In more recent plants, however, additives such as magnetite, serpentine, haematite orbarytes or in some cases granulated iron additives had been used, as they are easier towork.
A cement content of 340 kg/m3 (CEM III/B 32.5), a water content of 170 kg/m3, with1410 kg/m3 of haematite 0/6, with 1680 kg/m3 haematite 6/25 and 150 kg/m3 sand 0/8has been used to give a specific gravity of 3.6 t/m3, for example. Using 890 kg/m3
haematite 0/8 instead of sand 0/8 and 1920 kg/m3 haematite and an extra 1350 kg/m3
iron granulate can give a bulk density of approx. 4.5 t/m3.
Heavyweight concrete as radiation-proof concrete is mostly required in the immediateenvironment of the reactor pressure vessel as part of the bioshield. In the support area ofthe reactor pressure vessel (known as the skirt area) of the bioshield in the containmentat Gundremmingen a heavyweight concrete with specific bulk densities of 2.74.2 t/m3
was used, for example.
What is particularly important in construction terms is the dry specific bulk density of anormal concrete to be designed for radiation protection purposes. Using normal quartzgravel as aggregate can only reliably give a dry specific gravity of 2.2 t/m3. If shieldingrequires a higher specific bulk density, it must be borne in mind that special aggregateswill be required. These may have to be brought by considerable distances, which couldincrease costs.
32 4 Building structures for nuclear plants
126.96.36.199 Reinforcing steelOne essential characteristic of reinforcing steel in nuclear installations is how ductile itis and hence how readily the internal forces and moments can be redistributed. Thischaracteristic is an essential factor in deciding how robust structures are. Thesecharacteristics are particularly important when it comes to extreme extraordinaryactions such as aircraft impact or earthquakes to dissipate the energy involved asdesired. Bst 1100 (or aircraft steel) was widely used in the past, but its lack of ductilitymeant that it ceased to be able to meet these requirements; today, normal reinforcingsteel B500B is used which meets the ductility requirements.
Outside structural sections to be used in areas to be designed to withstand aircraftimpact (APC or airplane crash shells) generally use sleeve joints as it is assumed thatthe bond will be lost in the immediate vicinity of the impact.
188.8.131.52 Pre-stressing steelBefore the buildingof thepre-stressed concrete pressurevessel at Schmehausen and thepre-stressed concrete containment at Gundremmingen, pre-stressingwas only used as a generalrule in Germany in wide-spanned precast girders in the turbine buildings and other specialsupport structures, such as the instrument room inside the reactor building at Krummel.
4.2.3 Reactor building

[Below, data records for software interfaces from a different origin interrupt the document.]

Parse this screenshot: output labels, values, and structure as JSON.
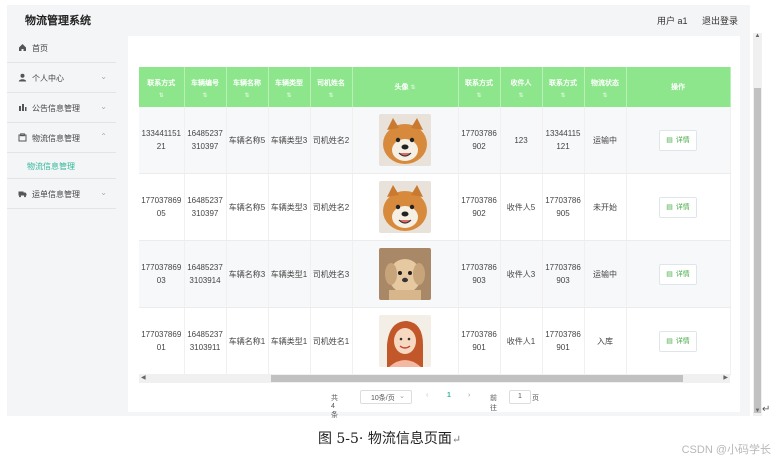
{
  "header": {
    "app_title": "物流管理系统",
    "user_label": "用户 a1",
    "logout_label": "退出登录"
  },
  "sidebar": {
    "items": [
      {
        "icon": "home-icon",
        "label": "首页",
        "chevron": ""
      },
      {
        "icon": "user-icon",
        "label": "个人中心",
        "chevron": "⌄"
      },
      {
        "icon": "chart-icon",
        "label": "公告信息管理",
        "chevron": "⌄"
      },
      {
        "icon": "box-icon",
        "label": "物流信息管理",
        "chevron": "⌃"
      },
      {
        "icon": "truck-icon",
        "label": "运单信息管理",
        "chevron": "⌄"
      }
    ],
    "active_sub": "物流信息管理"
  },
  "table": {
    "columns": [
      "联系方式",
      "车辆编号",
      "车辆名称",
      "车辆类型",
      "司机姓名",
      "头像",
      "联系方式",
      "收件人",
      "联系方式",
      "物流状态",
      "操作"
    ],
    "sort_glyph": "⇅",
    "rows": [
      {
        "c1": "13344115121",
        "c2": "16485237310397",
        "c3": "车辆名称5",
        "c4": "车辆类型3",
        "c5": "司机姓名2",
        "avatar": "dog-1",
        "c7": "17703786902",
        "c8": "123",
        "c9": "13344115121",
        "c10": "运输中",
        "action": "详情"
      },
      {
        "c1": "17703786905",
        "c2": "16485237310397",
        "c3": "车辆名称5",
        "c4": "车辆类型3",
        "c5": "司机姓名2",
        "avatar": "dog-1",
        "c7": "17703786902",
        "c8": "收件人5",
        "c9": "17703786905",
        "c10": "未开始",
        "action": "详情"
      },
      {
        "c1": "17703786903",
        "c2": "164852373103914",
        "c3": "车辆名称3",
        "c4": "车辆类型1",
        "c5": "司机姓名3",
        "avatar": "dog-2",
        "c7": "17703786903",
        "c8": "收件人3",
        "c9": "17703786903",
        "c10": "运输中",
        "action": "详情"
      },
      {
        "c1": "17703786901",
        "c2": "164852373103911",
        "c3": "车辆名称1",
        "c4": "车辆类型1",
        "c5": "司机姓名1",
        "avatar": "woman",
        "c7": "17703786901",
        "c8": "收件人1",
        "c9": "17703786901",
        "c10": "入库",
        "action": "详情"
      }
    ]
  },
  "pagination": {
    "total": "共 4 条",
    "page_size": "10条/页",
    "prev": "‹",
    "current": "1",
    "next": "›",
    "goto_label": "前往",
    "goto_value": "1",
    "goto_unit": "页"
  },
  "caption": {
    "text": "图 5-5· 物流信息页面",
    "mark": "↵"
  },
  "right_mark": "↵",
  "watermark": "CSDN @小码学长",
  "colors": {
    "header_green": "#8ee68c",
    "accent": "#2fb89a"
  }
}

In terms of structural particularities, it is the reactor building that poses the highestrequirements. In what follows, we will limit ourselves to looking at reactor buildings inlight water reactors, PWRs and BWRs. The different functional requirements involvedhere also mean that the shapes of the buildings themselves differ, rectangular buildingsbeing preferred for BWRs and curved building structures with circular footprints(cylindrical or spherical) for PWRs.
A Convoy type reactor building is shown in Figure 4.3. This consists of the sphericalreinforced concrete shell typical of many PWRs, with very thick walls (h 1.80m)
Fig. 4.3 PWR reactor building (Convoy type)
4.2 Nuclear power plants 33
designed to withstand an aircraft crash. This encloses a steel safety container ascontainment, which maintains integrity even in an anomaly.
The further development of the Convoy power plant model as part of the Franco-German partnership led to the EPR, a Generation III reactor, as is currently beingbuilt in Finland and France. The main features of the EPR reactor building are asfollows (Figure 4.4):
There is a clear structural separation between the buildin...